→ Data for this exercise:
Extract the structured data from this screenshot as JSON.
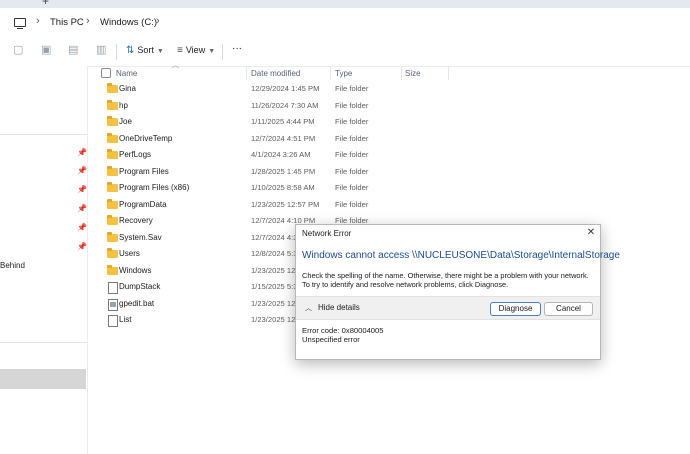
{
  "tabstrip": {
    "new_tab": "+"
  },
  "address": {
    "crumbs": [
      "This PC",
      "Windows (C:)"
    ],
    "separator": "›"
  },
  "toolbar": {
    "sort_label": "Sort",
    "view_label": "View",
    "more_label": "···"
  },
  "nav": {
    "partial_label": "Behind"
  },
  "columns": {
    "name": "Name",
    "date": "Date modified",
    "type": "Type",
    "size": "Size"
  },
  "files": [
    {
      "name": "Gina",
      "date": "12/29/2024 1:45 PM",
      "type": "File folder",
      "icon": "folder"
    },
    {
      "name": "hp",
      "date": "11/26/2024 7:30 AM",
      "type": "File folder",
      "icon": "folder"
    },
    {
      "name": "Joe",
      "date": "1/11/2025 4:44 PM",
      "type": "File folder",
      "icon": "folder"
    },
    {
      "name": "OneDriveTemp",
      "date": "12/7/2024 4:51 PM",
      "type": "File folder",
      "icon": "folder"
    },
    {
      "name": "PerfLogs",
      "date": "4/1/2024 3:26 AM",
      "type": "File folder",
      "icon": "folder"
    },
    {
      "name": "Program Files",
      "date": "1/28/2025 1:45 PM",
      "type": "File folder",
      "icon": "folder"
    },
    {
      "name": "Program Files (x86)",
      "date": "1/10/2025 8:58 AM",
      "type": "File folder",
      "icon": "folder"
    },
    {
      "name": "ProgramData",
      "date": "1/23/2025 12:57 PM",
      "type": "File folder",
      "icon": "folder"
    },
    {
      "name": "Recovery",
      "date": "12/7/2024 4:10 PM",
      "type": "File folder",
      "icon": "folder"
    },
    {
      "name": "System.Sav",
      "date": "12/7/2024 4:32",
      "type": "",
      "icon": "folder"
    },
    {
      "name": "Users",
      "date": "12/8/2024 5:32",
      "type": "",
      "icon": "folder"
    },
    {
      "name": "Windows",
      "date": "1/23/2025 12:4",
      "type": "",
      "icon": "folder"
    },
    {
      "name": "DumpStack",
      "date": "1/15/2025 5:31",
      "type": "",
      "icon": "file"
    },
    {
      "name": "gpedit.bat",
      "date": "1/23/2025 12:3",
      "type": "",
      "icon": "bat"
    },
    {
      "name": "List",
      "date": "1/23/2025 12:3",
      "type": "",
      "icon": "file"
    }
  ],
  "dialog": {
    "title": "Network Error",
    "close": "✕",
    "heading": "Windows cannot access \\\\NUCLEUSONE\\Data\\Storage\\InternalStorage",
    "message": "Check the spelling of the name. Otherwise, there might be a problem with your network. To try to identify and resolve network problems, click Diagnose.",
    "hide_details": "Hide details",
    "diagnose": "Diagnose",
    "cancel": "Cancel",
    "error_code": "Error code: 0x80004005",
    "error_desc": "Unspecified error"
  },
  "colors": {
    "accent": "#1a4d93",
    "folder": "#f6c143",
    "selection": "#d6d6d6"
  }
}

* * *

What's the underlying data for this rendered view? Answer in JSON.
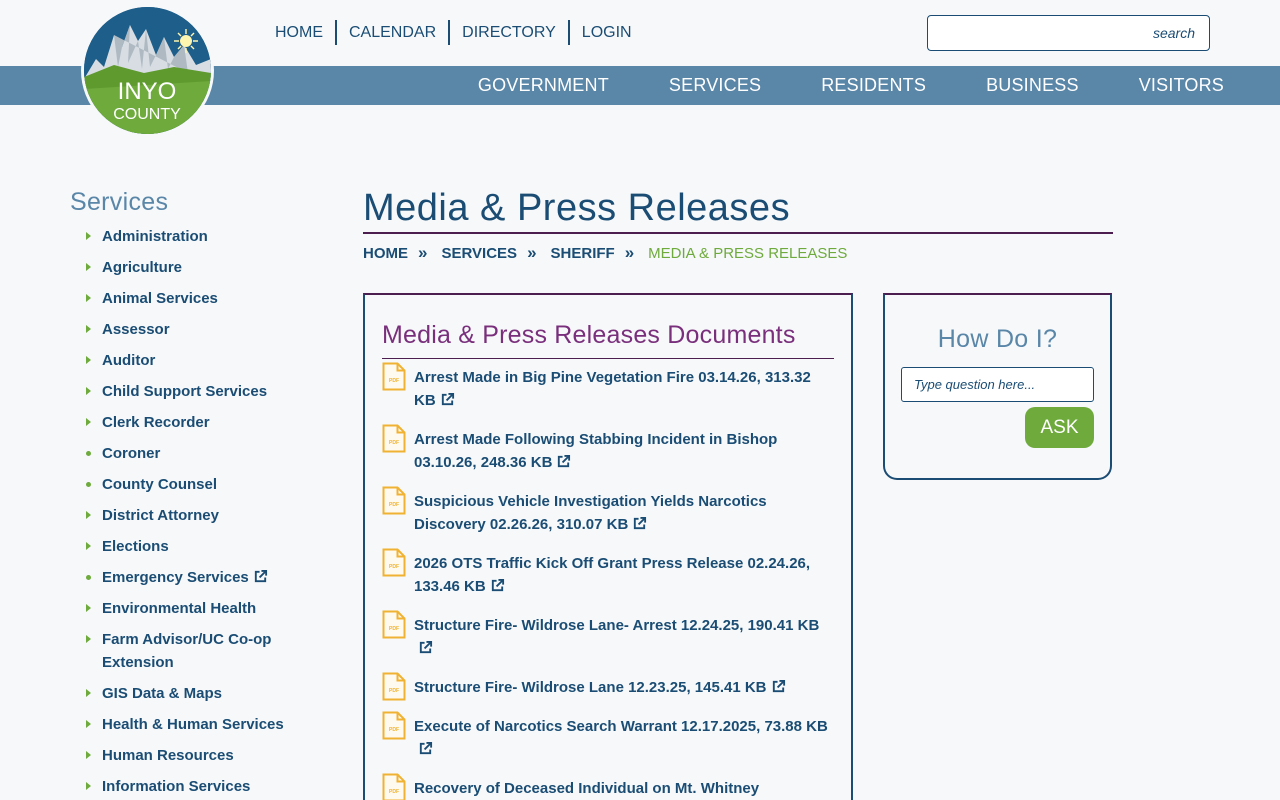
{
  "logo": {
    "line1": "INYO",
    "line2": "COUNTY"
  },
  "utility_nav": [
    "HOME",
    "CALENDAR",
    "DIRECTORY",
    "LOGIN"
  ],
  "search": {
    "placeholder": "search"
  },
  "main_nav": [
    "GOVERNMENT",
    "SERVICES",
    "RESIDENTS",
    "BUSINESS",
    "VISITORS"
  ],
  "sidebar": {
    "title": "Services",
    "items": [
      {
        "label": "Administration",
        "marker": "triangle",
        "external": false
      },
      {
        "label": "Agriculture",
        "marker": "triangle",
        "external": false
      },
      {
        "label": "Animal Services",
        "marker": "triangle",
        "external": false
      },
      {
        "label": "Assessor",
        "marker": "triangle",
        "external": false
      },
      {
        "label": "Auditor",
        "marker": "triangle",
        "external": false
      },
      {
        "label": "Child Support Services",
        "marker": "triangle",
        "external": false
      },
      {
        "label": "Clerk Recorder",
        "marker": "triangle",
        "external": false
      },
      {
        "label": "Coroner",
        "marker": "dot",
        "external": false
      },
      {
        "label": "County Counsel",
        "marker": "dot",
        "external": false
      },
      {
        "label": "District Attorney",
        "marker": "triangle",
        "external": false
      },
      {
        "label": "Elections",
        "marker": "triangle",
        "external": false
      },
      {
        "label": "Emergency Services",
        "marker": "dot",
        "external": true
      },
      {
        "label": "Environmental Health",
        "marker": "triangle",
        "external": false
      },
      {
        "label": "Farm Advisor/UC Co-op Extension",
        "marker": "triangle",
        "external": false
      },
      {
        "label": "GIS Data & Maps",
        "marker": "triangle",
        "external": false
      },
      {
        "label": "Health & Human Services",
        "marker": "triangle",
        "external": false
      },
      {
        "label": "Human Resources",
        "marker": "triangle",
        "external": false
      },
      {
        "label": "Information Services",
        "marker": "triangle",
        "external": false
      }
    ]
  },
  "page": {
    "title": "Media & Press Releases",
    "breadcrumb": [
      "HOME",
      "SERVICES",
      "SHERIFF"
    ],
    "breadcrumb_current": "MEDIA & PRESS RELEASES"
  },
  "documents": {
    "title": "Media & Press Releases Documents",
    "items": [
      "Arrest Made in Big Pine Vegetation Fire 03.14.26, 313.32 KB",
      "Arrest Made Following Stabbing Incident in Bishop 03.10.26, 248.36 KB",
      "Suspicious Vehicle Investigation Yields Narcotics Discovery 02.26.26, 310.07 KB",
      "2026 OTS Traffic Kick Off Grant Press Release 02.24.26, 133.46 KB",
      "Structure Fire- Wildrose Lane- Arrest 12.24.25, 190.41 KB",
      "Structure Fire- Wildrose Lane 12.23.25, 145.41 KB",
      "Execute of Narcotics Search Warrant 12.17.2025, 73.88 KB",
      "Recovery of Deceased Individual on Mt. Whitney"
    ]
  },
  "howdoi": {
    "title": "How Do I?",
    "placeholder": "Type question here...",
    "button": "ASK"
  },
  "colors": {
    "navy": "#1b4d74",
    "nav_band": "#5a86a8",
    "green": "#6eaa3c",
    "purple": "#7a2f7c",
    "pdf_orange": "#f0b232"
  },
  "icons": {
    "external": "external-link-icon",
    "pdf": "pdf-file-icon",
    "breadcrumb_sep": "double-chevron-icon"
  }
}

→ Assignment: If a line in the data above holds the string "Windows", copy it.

→ Solution for this exercise:
      "Windows (C:)"
      "name": "Windows",
    "heading": "Windows cannot access \\\\NUCLEUSONE\\Data\\Storage\\InternalStorage",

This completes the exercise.